Multiple Paternity in the Common Five-lined Skink (Plestiodon fasciatus)

  title={Multiple Paternity in the Common Five-lined Skink (Plestiodon fasciatus)},
  author={Zachary W. Bateson and John D. Krenz and Robert E. Sorensen},
Abstract Multiple mating and sperm storage can influence reproductive strategies of males and females. Male reproductive success is often limited by the ability to acquire mates; therefore, males have evolved strategies to mate with multiple females. In contrast, the number of offspring a female produces is generally not limited by the quantity of sexual partners; thus, selection for multiple matings is expected to be weaker than in males. Evidence of polyandry and sperm storage is widespread… 
3 Citations

Genetic Analysis of Multiple Paternity in an Endangered Ovoviviparous Lizard Shinisaurus crocodilurus

The results indicate that the primary mating mode of the crocodile lizard is that males are polygynous while with females are polyandrous, and there is multiple paternity among offspring of the same mother.



Multiple paternity, sperm storage, and reproductive success of female and male painted turtles (Chrysemys picta) in nature

It is documented that more than 30% of the clutches were likely fathered by multiple males, and that presence of multiple paternity was positively correlated with clutch size, and the data indicate that the second male to mate typically had high paternity precedence over the first.

Multiple copulations in natural populations of lizards: evidence for the fertility assurance hypothesis

It is shown that females with a high number of copulations had lower clutch size, but heavier offspring (controlled for a potential relationship between the two), than females with fewer copulations, which could be driven by sexual selection, ecological, and environmental factors.

Multiple paternity in reptiles: patterns and processes

It is argued that the most parsimonious explanation for patterns of multiple paternity is that it represents the combined effect of mate‐encounter frequency and conflict over mating rates between males and females driven by large male benefits and relatively small female costs, with only weak selection via indirect benefits.


The results imply that polyandry may be hierarchically controlled, with females controlling when to mate with multiple partners and male sexual harassment being a proximate determinant of the degree of multiple paternity.

Polyandry in a marine turtle: females make the best of a bad job.

  • P. L. LeeG. Hays
  • Environmental Science
    Proceedings of the National Academy of Sciences of the United States of America
  • 2004
In this study, the environment played a far stronger role in determining the success of clutches than whether paternity had been single or multiple, and contrary to the wide-spread assumption that multiple mating by female marine turtles confers fitness benefits, none were apparent.
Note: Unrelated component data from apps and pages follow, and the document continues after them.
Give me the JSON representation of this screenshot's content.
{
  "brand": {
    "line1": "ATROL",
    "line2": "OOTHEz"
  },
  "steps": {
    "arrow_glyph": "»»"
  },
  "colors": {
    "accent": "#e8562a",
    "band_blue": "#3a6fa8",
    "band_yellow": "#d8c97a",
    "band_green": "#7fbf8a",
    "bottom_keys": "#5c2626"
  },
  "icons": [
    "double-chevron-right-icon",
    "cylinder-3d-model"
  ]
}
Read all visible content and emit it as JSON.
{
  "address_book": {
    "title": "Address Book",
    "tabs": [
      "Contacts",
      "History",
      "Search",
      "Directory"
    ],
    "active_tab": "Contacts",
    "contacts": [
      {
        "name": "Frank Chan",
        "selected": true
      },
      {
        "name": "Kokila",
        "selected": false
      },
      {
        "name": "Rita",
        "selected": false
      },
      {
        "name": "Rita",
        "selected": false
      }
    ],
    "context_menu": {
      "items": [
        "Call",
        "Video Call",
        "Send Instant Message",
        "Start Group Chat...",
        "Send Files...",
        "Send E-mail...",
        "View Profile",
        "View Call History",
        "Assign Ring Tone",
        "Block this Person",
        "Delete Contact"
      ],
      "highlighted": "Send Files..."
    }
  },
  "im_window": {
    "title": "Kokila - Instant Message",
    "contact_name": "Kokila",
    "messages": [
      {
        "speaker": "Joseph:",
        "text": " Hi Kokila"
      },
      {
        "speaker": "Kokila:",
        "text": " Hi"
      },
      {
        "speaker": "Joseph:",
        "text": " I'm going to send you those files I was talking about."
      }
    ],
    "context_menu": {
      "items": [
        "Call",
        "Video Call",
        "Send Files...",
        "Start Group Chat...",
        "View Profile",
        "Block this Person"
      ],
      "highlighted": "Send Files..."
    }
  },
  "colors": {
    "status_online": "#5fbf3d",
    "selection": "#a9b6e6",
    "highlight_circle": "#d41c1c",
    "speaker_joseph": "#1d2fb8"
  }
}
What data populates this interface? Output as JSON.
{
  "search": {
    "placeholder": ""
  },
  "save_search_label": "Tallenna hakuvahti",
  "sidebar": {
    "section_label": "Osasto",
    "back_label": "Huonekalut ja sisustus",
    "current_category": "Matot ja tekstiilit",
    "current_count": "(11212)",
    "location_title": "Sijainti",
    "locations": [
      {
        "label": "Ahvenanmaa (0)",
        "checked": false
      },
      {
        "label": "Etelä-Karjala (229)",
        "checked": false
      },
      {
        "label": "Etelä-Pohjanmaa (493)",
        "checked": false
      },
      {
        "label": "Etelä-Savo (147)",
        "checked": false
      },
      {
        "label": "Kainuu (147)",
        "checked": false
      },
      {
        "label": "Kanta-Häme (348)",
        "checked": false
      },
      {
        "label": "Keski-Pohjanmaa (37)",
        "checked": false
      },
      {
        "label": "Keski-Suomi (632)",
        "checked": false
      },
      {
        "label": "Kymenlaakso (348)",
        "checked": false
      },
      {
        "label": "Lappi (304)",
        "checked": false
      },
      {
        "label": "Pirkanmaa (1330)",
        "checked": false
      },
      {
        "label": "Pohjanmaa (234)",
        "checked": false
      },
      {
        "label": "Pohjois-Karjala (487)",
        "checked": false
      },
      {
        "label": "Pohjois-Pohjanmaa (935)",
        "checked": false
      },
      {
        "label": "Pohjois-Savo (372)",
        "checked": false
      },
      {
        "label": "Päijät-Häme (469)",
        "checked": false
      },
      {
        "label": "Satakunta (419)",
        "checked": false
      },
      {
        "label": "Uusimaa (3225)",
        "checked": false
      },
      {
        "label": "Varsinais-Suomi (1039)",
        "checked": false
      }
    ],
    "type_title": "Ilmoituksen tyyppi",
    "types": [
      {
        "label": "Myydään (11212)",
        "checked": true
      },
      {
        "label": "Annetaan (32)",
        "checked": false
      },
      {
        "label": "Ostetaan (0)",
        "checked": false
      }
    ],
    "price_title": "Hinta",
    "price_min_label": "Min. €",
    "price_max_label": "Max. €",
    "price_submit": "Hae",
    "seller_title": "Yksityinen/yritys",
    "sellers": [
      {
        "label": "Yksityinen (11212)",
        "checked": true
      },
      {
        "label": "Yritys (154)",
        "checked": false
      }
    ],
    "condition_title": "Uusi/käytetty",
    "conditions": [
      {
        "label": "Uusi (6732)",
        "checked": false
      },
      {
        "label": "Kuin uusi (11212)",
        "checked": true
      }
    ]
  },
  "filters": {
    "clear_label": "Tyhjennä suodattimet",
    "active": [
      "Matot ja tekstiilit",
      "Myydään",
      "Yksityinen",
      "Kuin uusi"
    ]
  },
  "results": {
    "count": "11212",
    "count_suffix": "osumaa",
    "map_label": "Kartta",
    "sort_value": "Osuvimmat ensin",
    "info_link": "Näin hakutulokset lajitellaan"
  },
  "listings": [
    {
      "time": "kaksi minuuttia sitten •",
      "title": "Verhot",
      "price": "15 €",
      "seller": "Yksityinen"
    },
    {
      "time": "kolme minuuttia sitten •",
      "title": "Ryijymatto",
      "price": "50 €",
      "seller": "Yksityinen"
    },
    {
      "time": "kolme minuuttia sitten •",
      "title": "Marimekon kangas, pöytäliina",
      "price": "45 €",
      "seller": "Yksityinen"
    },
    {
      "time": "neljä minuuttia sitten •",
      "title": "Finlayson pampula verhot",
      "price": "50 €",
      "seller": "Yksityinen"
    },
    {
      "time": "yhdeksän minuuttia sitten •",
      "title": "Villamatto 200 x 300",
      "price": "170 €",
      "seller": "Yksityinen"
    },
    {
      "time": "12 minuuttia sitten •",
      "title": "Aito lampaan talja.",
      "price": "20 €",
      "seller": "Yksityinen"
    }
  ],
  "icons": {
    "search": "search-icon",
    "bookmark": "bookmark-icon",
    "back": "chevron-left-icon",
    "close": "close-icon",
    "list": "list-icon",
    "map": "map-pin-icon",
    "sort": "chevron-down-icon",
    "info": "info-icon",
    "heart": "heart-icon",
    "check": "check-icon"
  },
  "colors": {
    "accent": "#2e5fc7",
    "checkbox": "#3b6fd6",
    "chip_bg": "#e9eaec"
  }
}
Multiple paternity and sperm storage lead to increased genetic diversity in Anolis lizards

Anolis sagrei is one of the most promiscuous amniote vertebrates studied and the genetic diversity among progeny from females that mate with multiple males is higher, and closer to the total genetic diversity in the population, compared with progenyFrom monogamous females.

Molecular determination of paternity in a natural population of the multiply mating polygynous lizard Eulamprus heatwolei

Neither male home range ownership nor body size is significantly correlated with the number of paternities a male obtained, which suggests a polygynous mating system for this species.

Complex mating system and dispersal patterns in a social lizard, Egernia whitii

The mating system, spatial organization, and dispersal patterns of E. whitii are examined using behavioural field studies and data from four microsatellite loci, and the implication of the results in regard to the factors promoting the evolution of monogamy within the Egernia group is discussed.

High levels of genetic monogamy in the group‐living Australian lizard Egernia stokesii

The results suggest that monogamy both within and between seasons is a common mating strategy of E. stokesii and that breeding partners maintain stable associations together and with multiple cohorts of their offspring over periods of up to at least 5 years.

Inbreeding and promiscuity in the endangered grand skink

  • O. Berry
  • Biology
    Conservation Genetics
  • 2005
The extent of inbreeding and inbreeding avoidance behaviours in rare lizards from southern New Zealand, including grand skinks, are investigated to test the hypothesis that adults are likely to encounter kin as potential mates and will inbreed.